Heldon's real excellence as a band is dramatically demonstrated with this fine recording. A dashing young left-wing intellectual, Richard Pinhas was something of a cult figure in his native France, or at least had the potential to be one, but he wisely rejected the role of rock & roll guitar hero with backing band, in favor of something much more interesting and radical. Patrick Gauthier on moog and Francois Auger on percussion had played with Pinhas on and off for the previous several years, and at this point they had developed into a solid sympathetic unit with a strongly rhythmic orientation. The intricate interlocking rhythms, created by percussion and several synthesizers, have a proto-techno quality at times, and suggest both the German group Can and, on at least one piece, early Ash Ra Tempel. Some of the Grateful Dead's long, free-form jams might also serve as a touchstone, and tracks like "Bal-a-fou" even begin with loose, vaguely psychedelic fragments which gradually coalesce into a very trippy and propulsive collective improvisation. On several pieces, Pinhas' Robert Fripp-inspired guitar lines provide still another layer of intensity.
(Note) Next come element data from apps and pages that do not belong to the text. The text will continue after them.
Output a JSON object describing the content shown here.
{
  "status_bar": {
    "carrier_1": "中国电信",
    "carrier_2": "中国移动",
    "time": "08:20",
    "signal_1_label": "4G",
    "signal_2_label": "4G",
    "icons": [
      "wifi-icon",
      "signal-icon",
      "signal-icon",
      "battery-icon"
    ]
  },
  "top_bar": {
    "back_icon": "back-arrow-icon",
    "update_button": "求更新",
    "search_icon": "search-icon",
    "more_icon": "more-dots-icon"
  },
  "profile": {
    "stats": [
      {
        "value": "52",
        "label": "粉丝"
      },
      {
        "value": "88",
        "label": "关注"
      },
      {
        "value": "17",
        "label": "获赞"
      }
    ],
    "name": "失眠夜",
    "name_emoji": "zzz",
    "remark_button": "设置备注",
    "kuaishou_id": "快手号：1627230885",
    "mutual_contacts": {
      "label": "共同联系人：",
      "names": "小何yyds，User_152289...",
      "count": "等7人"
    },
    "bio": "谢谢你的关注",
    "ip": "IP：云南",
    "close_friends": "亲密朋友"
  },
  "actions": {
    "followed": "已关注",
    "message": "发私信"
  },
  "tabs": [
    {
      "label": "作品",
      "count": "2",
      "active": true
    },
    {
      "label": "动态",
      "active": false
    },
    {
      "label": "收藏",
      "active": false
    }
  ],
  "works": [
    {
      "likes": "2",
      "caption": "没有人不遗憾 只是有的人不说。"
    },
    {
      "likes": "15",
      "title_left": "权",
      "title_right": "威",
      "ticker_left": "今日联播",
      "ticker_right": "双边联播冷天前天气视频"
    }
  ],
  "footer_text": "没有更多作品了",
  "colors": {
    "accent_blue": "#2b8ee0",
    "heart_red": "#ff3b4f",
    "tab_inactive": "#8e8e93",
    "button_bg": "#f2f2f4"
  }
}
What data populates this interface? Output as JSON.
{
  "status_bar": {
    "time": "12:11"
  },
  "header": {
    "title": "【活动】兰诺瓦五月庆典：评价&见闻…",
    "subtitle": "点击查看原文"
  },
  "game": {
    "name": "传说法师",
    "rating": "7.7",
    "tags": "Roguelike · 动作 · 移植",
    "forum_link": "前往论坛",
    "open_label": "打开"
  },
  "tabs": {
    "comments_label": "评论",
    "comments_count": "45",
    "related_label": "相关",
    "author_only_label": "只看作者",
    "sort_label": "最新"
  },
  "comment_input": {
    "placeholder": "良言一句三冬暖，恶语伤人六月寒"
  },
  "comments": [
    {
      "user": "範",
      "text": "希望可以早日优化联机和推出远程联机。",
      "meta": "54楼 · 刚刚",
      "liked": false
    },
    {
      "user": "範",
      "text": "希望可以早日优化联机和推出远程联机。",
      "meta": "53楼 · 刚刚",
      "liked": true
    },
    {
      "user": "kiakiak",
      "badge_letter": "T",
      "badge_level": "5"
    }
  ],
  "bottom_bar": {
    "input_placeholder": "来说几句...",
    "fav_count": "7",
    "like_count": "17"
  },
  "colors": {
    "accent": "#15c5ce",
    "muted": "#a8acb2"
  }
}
The tour de force is the long title piece which ends the CD. At close to 20 minutes, it builds slowly, gradually adding layers of rhythmic complexity with drums, synthesized percussion, sequencers and Pinhas' electric guitar, which doesn't even show up until nine minutes into the piece.
AllMusic Review by William Tilland